■ What to work on: State how many lines of the records below contain the word "remote", giving the number and nothing else.
──────────────────────────────
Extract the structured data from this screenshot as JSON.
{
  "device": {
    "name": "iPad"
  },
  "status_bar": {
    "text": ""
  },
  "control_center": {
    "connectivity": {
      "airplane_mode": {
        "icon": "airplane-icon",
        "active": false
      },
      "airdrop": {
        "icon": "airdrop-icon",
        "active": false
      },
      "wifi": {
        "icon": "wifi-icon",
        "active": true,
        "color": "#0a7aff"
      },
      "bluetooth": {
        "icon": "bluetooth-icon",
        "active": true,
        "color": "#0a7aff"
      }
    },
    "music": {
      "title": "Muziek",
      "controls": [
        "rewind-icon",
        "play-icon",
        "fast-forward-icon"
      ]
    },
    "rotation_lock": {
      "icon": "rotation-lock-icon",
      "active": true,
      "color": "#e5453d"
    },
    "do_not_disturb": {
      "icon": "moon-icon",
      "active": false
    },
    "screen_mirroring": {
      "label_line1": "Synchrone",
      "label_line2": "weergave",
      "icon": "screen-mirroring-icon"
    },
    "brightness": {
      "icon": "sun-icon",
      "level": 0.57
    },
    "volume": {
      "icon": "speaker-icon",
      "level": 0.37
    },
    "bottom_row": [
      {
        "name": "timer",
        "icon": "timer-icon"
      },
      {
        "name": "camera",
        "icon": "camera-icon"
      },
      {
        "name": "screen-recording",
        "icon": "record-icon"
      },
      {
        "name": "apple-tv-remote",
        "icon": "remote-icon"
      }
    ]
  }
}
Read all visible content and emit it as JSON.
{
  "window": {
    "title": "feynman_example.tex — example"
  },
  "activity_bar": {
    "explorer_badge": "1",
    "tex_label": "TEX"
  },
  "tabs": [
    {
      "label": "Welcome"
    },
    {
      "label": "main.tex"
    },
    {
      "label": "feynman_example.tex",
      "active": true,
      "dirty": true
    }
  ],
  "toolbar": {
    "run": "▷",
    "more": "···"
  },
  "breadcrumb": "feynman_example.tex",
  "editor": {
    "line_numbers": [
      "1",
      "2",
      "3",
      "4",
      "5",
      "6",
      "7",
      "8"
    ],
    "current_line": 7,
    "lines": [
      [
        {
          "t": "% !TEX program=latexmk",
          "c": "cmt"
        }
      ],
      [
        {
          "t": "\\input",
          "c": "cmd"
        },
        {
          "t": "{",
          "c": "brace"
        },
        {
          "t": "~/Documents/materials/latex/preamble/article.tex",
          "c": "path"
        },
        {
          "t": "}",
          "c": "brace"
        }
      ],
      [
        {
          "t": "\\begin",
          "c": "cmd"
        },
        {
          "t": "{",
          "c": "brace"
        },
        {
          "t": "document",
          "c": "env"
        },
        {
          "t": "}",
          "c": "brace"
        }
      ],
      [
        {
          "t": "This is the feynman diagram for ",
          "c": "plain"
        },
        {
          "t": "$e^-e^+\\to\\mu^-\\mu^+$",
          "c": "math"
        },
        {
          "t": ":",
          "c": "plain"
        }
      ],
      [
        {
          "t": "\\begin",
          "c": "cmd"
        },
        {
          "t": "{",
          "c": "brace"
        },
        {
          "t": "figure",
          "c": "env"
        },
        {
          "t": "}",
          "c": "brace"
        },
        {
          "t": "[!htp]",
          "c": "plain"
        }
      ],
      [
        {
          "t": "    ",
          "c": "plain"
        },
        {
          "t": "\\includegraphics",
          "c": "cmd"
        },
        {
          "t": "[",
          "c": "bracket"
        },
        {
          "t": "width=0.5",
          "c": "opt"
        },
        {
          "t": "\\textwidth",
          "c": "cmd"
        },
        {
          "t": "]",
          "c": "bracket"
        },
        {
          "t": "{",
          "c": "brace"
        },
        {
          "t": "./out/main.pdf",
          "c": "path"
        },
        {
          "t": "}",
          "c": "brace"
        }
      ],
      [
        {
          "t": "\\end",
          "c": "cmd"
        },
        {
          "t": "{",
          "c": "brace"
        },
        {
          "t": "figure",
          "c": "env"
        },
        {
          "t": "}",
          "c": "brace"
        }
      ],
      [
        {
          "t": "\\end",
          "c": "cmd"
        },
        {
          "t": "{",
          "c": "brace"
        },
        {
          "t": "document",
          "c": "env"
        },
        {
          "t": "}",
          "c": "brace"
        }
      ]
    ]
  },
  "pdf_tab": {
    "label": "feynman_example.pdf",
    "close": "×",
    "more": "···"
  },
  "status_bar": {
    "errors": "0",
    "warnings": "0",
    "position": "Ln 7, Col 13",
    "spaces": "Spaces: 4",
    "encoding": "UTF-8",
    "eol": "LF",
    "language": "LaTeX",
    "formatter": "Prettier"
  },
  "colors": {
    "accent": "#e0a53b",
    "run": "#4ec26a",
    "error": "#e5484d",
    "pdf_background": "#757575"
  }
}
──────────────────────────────
■ Your solution: 2